(Provided records Opens)

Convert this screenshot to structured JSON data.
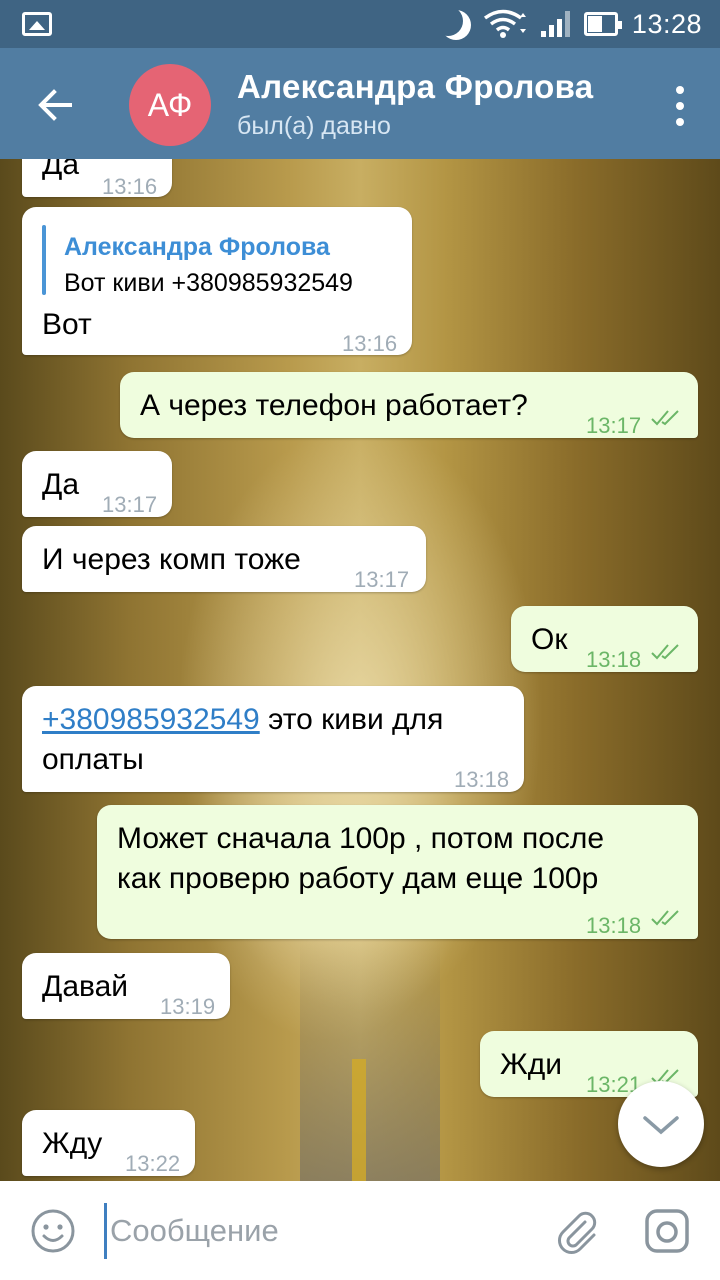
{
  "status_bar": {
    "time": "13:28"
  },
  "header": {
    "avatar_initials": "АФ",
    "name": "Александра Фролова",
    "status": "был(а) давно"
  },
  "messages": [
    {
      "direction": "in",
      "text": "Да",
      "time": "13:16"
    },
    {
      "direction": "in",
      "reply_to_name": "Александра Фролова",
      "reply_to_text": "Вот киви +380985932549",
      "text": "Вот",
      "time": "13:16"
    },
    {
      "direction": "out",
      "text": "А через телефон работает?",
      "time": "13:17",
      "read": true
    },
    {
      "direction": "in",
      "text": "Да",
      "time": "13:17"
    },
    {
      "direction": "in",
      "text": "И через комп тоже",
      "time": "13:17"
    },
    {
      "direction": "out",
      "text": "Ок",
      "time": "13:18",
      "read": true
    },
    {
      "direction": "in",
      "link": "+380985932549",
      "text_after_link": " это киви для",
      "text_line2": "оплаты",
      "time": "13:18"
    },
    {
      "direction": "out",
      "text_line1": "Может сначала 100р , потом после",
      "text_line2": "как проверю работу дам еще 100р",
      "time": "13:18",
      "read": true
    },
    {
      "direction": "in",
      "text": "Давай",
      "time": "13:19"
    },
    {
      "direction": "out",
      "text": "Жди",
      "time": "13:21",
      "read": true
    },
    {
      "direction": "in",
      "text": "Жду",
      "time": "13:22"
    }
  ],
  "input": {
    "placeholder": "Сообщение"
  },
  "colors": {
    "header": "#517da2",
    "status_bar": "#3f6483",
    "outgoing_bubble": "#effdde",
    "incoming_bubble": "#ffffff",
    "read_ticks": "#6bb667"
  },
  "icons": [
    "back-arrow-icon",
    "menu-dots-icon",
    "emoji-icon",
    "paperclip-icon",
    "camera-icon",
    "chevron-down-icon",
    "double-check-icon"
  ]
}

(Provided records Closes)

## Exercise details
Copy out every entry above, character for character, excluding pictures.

## Reply
Convert this screenshot to structured JSON data.
{
  "status_bar": {
    "time": "13:28"
  },
  "header": {
    "avatar_initials": "АФ",
    "name": "Александра Фролова",
    "status": "был(а) давно"
  },
  "messages": [
    {
      "direction": "in",
      "text": "Да",
      "time": "13:16"
    },
    {
      "direction": "in",
      "reply_to_name": "Александра Фролова",
      "reply_to_text": "Вот киви +380985932549",
      "text": "Вот",
      "time": "13:16"
    },
    {
      "direction": "out",
      "text": "А через телефон работает?",
      "time": "13:17",
      "read": true
    },
    {
      "direction": "in",
      "text": "Да",
      "time": "13:17"
    },
    {
      "direction": "in",
      "text": "И через комп тоже",
      "time": "13:17"
    },
    {
      "direction": "out",
      "text": "Ок",
      "time": "13:18",
      "read": true
    },
    {
      "direction": "in",
      "link": "+380985932549",
      "text_after_link": " это киви для",
      "text_line2": "оплаты",
      "time": "13:18"
    },
    {
      "direction": "out",
      "text_line1": "Может сначала 100р , потом после",
      "text_line2": "как проверю работу дам еще 100р",
      "time": "13:18",
      "read": true
    },
    {
      "direction": "in",
      "text": "Давай",
      "time": "13:19"
    },
    {
      "direction": "out",
      "text": "Жди",
      "time": "13:21",
      "read": true
    },
    {
      "direction": "in",
      "text": "Жду",
      "time": "13:22"
    }
  ],
  "input": {
    "placeholder": "Сообщение"
  },
  "colors": {
    "header": "#517da2",
    "status_bar": "#3f6483",
    "outgoing_bubble": "#effdde",
    "incoming_bubble": "#ffffff",
    "read_ticks": "#6bb667"
  },
  "icons": [
    "back-arrow-icon",
    "menu-dots-icon",
    "emoji-icon",
    "paperclip-icon",
    "camera-icon",
    "chevron-down-icon",
    "double-check-icon"
  ]
}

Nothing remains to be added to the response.